_TASK TO CARRY OUT_. Total the lines of the entries below that hold the string "beach", then write only that total.

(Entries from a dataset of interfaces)
-*-*-

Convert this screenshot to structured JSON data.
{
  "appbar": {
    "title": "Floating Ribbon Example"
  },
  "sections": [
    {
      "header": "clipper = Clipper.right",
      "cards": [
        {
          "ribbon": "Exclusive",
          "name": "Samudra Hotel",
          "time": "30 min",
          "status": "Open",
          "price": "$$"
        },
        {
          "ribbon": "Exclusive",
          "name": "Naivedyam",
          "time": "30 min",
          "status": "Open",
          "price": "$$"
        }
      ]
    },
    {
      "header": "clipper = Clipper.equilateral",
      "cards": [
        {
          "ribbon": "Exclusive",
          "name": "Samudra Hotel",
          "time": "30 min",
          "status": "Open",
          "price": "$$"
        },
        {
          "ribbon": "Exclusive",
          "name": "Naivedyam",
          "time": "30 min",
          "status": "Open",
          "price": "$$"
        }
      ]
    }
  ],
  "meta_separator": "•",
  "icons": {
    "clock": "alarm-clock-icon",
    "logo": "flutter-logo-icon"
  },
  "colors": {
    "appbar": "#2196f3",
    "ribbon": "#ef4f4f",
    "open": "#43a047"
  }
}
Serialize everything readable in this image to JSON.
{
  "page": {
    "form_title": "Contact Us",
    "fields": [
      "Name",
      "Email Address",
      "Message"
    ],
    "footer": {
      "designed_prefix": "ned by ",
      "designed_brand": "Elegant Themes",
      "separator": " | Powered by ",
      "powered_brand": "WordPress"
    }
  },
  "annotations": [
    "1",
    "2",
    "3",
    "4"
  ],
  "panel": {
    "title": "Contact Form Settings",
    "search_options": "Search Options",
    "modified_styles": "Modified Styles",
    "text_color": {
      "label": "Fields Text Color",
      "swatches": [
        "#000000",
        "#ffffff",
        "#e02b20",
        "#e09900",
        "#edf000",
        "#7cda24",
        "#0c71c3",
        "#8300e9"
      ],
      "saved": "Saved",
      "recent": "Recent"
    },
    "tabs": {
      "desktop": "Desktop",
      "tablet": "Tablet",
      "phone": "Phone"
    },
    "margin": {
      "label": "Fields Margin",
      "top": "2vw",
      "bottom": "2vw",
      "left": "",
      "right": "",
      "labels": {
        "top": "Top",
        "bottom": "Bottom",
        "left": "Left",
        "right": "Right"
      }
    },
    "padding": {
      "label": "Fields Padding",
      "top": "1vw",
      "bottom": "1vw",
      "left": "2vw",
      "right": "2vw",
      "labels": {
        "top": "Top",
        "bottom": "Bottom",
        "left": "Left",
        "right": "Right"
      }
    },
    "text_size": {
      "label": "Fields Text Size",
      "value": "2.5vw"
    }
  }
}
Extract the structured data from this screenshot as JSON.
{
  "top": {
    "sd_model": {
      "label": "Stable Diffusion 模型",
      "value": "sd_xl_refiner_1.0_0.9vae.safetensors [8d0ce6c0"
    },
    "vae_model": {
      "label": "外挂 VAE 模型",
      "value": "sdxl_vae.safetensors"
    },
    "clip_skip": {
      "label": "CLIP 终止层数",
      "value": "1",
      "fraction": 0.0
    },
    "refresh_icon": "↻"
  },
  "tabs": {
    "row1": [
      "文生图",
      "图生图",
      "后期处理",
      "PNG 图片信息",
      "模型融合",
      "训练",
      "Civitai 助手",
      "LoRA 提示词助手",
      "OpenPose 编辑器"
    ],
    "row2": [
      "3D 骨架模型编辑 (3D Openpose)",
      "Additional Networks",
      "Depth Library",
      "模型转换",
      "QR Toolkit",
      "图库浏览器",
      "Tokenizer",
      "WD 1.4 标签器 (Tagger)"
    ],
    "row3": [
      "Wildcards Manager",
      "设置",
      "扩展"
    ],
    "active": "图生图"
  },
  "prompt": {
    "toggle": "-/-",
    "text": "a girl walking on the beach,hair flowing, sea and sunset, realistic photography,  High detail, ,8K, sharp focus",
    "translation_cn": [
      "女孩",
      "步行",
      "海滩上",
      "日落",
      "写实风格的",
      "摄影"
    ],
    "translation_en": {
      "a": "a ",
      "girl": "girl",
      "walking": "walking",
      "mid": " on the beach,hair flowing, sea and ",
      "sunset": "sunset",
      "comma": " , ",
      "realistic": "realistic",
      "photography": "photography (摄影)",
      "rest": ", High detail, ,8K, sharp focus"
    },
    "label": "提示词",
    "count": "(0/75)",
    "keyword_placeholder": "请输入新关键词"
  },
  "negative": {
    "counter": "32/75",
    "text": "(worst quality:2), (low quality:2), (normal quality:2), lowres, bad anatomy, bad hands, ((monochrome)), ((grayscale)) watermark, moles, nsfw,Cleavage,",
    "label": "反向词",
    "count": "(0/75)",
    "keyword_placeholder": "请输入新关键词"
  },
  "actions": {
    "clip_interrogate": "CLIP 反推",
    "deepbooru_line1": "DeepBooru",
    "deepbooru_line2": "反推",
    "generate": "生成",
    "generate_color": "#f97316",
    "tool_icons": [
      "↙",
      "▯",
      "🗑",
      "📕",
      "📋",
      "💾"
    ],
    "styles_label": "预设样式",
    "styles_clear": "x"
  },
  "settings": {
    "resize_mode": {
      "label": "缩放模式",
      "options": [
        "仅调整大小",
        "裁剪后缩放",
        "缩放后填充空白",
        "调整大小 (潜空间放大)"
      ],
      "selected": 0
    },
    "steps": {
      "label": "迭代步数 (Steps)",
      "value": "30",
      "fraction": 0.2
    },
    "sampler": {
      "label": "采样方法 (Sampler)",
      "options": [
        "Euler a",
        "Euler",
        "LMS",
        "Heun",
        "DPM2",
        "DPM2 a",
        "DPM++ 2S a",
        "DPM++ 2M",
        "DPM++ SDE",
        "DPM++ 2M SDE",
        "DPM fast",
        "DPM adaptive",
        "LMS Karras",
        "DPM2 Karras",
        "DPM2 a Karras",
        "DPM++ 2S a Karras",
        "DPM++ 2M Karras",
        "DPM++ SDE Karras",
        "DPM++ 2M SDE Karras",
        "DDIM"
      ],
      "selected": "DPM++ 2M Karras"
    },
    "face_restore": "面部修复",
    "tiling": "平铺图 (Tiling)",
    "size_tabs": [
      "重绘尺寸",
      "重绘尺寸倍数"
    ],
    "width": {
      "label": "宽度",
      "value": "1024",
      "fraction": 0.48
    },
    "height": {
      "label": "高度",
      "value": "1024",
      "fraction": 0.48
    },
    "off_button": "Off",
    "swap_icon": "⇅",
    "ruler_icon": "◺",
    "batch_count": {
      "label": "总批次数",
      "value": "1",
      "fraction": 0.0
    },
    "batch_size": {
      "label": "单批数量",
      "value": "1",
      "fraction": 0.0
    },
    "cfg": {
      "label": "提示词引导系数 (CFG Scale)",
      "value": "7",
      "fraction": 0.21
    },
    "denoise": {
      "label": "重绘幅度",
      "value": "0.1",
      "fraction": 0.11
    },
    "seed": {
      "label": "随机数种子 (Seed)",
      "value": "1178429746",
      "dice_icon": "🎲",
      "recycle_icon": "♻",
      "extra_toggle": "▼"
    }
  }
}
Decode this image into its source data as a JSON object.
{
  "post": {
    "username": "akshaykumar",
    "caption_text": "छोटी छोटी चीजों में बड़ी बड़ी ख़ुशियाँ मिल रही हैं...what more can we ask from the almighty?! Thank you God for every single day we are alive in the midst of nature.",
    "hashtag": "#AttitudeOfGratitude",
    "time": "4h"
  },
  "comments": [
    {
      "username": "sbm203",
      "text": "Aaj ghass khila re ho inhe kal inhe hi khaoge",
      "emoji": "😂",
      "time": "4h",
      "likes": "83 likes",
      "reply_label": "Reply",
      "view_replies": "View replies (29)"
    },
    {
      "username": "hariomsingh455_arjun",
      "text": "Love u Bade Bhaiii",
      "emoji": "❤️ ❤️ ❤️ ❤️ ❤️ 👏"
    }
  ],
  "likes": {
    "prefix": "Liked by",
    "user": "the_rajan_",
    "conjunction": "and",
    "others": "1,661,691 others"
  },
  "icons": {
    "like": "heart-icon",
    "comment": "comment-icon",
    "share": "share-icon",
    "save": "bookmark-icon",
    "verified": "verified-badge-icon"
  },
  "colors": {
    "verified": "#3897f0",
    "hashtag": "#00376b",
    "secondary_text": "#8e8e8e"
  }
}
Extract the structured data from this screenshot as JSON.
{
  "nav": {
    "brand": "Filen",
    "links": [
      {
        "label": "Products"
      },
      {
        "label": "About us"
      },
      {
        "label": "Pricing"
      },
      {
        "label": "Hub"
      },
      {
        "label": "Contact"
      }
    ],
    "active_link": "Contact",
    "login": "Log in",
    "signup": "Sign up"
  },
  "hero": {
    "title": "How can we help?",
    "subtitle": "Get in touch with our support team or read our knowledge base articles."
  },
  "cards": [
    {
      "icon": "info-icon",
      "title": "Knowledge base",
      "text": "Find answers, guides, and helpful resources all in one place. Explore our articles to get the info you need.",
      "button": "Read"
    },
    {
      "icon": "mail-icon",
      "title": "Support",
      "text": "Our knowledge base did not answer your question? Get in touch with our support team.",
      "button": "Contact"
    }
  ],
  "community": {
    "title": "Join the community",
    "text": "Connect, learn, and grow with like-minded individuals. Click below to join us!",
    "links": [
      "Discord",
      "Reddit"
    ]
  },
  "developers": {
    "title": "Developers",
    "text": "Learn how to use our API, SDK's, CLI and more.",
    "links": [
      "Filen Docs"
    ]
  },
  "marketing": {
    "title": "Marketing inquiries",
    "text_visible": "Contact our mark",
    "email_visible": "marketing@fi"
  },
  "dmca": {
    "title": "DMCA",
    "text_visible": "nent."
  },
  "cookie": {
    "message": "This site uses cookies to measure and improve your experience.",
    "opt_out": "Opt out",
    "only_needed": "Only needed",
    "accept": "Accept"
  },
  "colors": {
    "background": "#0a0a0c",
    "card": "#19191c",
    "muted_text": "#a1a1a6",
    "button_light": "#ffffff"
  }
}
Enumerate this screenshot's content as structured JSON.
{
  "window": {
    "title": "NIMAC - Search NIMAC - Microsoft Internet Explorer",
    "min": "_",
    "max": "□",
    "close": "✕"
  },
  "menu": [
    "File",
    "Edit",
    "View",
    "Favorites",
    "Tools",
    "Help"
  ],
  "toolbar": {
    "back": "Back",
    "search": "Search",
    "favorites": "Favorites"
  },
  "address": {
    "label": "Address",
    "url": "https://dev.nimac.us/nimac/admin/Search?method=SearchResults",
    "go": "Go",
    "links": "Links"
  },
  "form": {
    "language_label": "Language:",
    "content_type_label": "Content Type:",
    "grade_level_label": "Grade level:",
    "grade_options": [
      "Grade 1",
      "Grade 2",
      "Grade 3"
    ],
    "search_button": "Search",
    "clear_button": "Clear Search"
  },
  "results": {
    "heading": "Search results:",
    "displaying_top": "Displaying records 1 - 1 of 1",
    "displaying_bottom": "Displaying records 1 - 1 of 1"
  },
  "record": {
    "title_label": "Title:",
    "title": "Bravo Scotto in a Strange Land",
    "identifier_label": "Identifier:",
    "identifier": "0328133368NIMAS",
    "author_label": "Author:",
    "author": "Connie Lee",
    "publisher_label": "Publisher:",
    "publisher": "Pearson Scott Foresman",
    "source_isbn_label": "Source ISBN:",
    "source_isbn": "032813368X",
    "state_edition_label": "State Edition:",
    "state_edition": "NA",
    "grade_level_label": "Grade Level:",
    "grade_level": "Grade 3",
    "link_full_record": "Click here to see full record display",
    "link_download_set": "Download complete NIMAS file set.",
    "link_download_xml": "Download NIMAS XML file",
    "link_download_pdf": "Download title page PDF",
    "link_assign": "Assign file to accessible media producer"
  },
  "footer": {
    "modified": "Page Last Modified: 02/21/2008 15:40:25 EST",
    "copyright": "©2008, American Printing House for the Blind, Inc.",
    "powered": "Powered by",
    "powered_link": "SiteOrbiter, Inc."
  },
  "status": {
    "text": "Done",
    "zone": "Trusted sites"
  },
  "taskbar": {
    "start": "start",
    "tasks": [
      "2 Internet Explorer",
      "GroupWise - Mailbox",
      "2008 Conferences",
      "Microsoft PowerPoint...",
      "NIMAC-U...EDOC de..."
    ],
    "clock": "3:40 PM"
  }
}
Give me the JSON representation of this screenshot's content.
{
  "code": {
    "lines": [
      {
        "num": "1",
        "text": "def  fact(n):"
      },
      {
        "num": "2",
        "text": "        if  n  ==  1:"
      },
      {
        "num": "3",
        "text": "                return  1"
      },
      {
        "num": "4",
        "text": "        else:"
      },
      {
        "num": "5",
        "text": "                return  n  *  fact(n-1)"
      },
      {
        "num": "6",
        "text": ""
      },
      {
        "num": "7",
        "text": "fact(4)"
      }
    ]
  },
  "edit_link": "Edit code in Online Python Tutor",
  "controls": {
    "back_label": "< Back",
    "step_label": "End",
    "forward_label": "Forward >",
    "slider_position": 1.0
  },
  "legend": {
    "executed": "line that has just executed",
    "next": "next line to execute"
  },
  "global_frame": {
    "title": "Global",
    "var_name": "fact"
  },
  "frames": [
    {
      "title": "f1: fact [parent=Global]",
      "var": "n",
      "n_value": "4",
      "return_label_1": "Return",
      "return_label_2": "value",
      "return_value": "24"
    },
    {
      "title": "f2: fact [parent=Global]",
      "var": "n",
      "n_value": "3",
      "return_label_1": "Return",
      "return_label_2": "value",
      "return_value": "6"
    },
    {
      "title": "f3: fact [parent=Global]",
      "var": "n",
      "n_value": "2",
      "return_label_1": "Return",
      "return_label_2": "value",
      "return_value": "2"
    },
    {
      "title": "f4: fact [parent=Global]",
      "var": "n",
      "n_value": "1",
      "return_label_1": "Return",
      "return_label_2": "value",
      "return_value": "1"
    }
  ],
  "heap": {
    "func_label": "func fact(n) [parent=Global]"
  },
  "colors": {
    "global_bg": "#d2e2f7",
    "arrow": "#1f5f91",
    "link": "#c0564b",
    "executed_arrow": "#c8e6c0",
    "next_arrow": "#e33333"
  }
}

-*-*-

_ANSWER TO THIS EXERCISE_. 2